Latest Mosquito control Stories
Researchers funded by the National Institutes of Health have found that the major malaria-transmitting mosquito species, Anopheles gambiae, is evolving into two separate species with different traits, a development that could both complicate malaria control efforts and potentially require new disease prevention methods.
Two strains of the type of mosquito responsible for the majority of malaria transmission in Africa have evolved such substantial genetic differences that they are becoming different species.
A report said Tuesday that the global fight against malaria is saving more and more lives, but progress remains fragile and more money is needed.
New research has chemically identified, for the first time, compounds released by mosquitoesâ€™ natural aquatic predators that function as warning signals for egg laying mosquitoes.

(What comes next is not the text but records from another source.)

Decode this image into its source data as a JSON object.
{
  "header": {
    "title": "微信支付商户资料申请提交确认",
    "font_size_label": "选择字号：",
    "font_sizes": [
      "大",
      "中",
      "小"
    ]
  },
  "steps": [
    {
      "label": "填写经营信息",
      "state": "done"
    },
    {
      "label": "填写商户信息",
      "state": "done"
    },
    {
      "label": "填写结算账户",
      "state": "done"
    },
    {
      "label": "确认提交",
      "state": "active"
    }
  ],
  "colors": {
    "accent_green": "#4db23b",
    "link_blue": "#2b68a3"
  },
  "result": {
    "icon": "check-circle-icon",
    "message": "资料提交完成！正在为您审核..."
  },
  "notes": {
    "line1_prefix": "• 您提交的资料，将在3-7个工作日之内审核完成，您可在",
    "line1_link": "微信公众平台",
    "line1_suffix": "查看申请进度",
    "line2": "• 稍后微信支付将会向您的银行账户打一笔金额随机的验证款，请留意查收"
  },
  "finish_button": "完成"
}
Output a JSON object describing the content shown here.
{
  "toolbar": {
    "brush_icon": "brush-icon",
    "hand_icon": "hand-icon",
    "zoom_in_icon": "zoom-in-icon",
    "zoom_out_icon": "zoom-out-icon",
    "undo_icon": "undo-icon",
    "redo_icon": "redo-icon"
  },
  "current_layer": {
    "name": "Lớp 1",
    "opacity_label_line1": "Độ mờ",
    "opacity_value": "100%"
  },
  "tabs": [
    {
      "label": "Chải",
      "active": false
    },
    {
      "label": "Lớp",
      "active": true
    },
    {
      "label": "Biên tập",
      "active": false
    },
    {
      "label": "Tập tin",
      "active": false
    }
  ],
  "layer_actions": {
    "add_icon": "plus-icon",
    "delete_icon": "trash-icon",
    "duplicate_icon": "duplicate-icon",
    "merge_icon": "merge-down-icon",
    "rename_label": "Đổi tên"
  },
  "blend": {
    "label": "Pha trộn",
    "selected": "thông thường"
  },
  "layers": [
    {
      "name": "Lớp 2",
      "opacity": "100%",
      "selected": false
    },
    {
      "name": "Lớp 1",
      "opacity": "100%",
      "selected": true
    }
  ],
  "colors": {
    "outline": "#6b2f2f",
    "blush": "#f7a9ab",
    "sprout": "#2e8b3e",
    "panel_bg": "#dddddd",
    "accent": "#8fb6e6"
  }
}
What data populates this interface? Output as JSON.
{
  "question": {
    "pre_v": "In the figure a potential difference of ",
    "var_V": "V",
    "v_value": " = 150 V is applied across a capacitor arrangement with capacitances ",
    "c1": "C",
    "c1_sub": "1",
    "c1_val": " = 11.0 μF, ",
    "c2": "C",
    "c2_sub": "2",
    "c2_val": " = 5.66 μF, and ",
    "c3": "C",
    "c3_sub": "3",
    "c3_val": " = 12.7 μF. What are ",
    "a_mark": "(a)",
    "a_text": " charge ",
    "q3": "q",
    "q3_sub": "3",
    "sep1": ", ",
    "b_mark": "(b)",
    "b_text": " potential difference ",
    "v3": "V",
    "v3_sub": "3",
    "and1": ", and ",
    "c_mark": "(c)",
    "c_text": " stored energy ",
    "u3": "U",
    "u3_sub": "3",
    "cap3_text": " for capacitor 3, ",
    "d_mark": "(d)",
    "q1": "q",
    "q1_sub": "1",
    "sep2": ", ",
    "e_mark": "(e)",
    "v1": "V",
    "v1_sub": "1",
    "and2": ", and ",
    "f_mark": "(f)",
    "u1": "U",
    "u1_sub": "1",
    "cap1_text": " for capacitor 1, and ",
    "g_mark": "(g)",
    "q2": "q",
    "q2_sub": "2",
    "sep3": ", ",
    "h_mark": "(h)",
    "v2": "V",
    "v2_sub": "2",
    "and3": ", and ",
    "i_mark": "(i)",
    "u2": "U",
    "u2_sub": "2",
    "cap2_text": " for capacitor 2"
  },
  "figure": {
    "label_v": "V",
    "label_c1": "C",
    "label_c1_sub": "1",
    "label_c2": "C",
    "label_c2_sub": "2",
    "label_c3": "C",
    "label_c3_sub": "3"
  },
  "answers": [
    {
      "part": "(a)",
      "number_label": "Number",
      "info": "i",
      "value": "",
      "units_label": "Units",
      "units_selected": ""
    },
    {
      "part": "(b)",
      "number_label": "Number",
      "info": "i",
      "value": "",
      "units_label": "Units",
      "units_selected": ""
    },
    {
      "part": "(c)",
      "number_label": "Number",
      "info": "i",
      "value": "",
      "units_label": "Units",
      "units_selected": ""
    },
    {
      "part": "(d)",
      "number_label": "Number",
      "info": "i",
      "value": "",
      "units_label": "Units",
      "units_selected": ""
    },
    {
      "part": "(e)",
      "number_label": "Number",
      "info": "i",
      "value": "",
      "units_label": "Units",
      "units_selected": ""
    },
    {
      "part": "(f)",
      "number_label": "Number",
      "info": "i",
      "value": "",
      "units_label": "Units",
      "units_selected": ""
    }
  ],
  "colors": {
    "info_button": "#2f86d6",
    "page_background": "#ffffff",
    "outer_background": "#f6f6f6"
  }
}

Research could provide more effective treatment against West Nile Virus.
ROSELLE, Ill., June 21 /PRNewswire/ -- Clarke, a global environmental products and services company, is honored today at the 2010 U.S.
Contrary to a widespread assumption, global warming is unlikely to expand the range of malaria because of malaria control, development and other factors that are at work to corral the disease.
In an editorial in the May 2010 issue of the prestigious journal The Lancet Infectious Diseases, Tulane University malaria researchers urge action to eliminate malaria from Hispaniola, the last island in the Caribbean where the disease occurs regularly.
Climate change is one reason malaria is on the rise in some parts of the world, new research finds, but other factors such as migration and land-use changes are likely also at play.
MOUNT LAUREL, N.J., Jan. 15 /PRNewswire-USNewswire/ -- As Haiti recovers from the devastating January 12th earthquake, the American Mosquito Control Association (AMCA) expresses its concern for residents and relief workers alike. According to AMCA Technical Advisor and Retired U.S.
The mosquito is a member of the family Culicidae. These insects have a pair of scaled wings, a pair of halteres, a slender body, and long legs. Only the females of most mosquito species suck blood from other animals. Size varies but is rarely greater than 0.6 inch (15 mm). Mosquitoes weigh only about 0.03 to 0.04 grain (2 to 2.5 mg). They can fly at about 0.9 to 1.6 mph (1.5 to 2.5 km/h) and most species are nocturnal. Mosquitoes are believed to have evolved 170 million years ago during...